I was chatting with a colleague last week about raising a boy with attention deficit disorder, and all the challenges that come in that package, and how it looks when the boy becomes an adult man and starts making his own decisions about important things in his life. Or at least how it looks in the case of my boy. She opined about a person in her own family who faced similar challenges growing up and continues to struggle. In the end, she laughed and held up her family as a ‘walking disaster,’ to which I replied, every family is. I amended this truth with an asterisk: it is what makes each of us interesting.
You’ve probably heard some version of the quip, ‘none of us is getting out of this alive.’ I don’t live by quips and quotes, don’t have them painted above the mantle or propped on cute little easels on the dining room sideboard: not knocking folks who do. But I also believe nobody steps out of this life without suffering some kind of damage that leaves marks. I don’t mean this to sound cynical, or like I’m resigned to some dystopian reality for the human race: it’s simply what happens when you live your life—when you dip your toe into some alluring pond to test the water, and then something lurking underneath reaches up and bites it. Hopefully it does not destroy you—it does some—but instead leaves in its wake a priceless little kernel of wisdom—call it a scrap of foil to add to the larger collective ‘foil ball’ of experiences known as you (hat tip to Pee Wee Herman for that silly metaphor).
Most of us who walk down the parenting road, I think, have the noblest intentions when that tiny infant is placed in our arms: I will always love you (truth) and protect you (impossible). I will fill your days with enrichment (most of the time, except when you push me away, or when I’m simply too exhausted and have nothing left to give) and your nights with peaceful, restorative slumber (if you will even relent to sleep). That is to say, we hope our children will emerge from childhood relatively unscathed, as healthy, well-adjusted grownups who go on to live meaningful lives.

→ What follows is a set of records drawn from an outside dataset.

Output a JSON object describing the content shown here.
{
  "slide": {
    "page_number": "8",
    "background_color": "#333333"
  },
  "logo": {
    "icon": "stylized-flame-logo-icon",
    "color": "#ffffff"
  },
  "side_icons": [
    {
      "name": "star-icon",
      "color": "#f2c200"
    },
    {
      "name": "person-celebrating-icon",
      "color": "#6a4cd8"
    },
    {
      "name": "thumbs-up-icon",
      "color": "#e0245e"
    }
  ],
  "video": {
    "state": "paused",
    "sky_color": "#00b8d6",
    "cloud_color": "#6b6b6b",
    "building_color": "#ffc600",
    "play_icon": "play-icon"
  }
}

The outcome is never that clean and perfect, and a quick spin through the daily headlines drives this point home. Of course, the news skews to the tails in a normal bell curve: we wish all those folks the very best, or at least just, outcome for whatever perils they’re navigating. For all the rest of us, though, life hands us possibilities and opportunities with each new day, to grasp or muck up as we choose; making a good faith effort counts on the days we fall short.
On my worst days I can work myself into a blue funk that devolves into a bona fide boo-hoo pity party. I imagine myself on the set of some idiotic game show where I’m spinning a giant wheel, and the only thing separating me from the Fabulous Prize is the muscle in my arm, to give that wheel the perfect momentum. So I give it all I’ve got, and the wheel spins and spins, and then finally slows, just missing the winning slot and stopping instead on the one that says ‘FAIL’ in big, ugly red letters. The imagined studio audience collectively sighs a disappointing, Awwwwwww, and the game show host smiles through his sparkling, appliance white teeth and chirps, ‘too bad, but good for you for playing,’ as he leads me off the set by the elbow.
Add to those quips up there this bothersome one: there are no guarantees in life. I set the most impossible standards for myself and my family during my early parenting years, cleaving stubbornly to the notion that if only I did X, the outcome would surely be Y. Where child rearing goes, nothing could be further from the truth. I was a tad slow on the uptake: it has taken me so many years to understand my own folly, and more recently, to realize that ‘success’ wears a dizzying array of coats. And I think our kids (most of them, anyway) understand that we do the best we can, and our parenting missteps are born only of good intentions. (Even if this epiphany does not occur to them until they find themselves finally standing in parenting shoes; a former neighbor in Knoxville liked to tell the story about how her mother insisted her difficult daughter was payback for her own bad behavior during childhood, a thing that cracked me up every time she told it.)
Which is all to say, I love my kid, warts and all, and I hope he loves me right back and can look past mine. And I’m eternally grateful for all the colorful characters I’ve known in my life—blood relatives, friend-relatives, and even casual acquaintances. They’re the ones who make the world a more interesting place to be, and make us better humans, and even teach us tolerance for others whose paths we’ve yet to cross but who will challenge us in unpredictable ways.
I’ll add this final quip as a postscript: that which does not kill us makes us stronger. Yeah, you should see how ripped I am.
Most days, anyway.
2 thoughts on “Parenting Story: Difficult Children, Interesting People”
I can relate. The back row of the theater was our spot. If the urge to stand or jump up and down arose – well, no one was bothered by the activity! Coping skills were obtained and now they are both well-adjusted functioning hearts.
We also embraced the notion of “fifteen minutes of fun” on many occasions.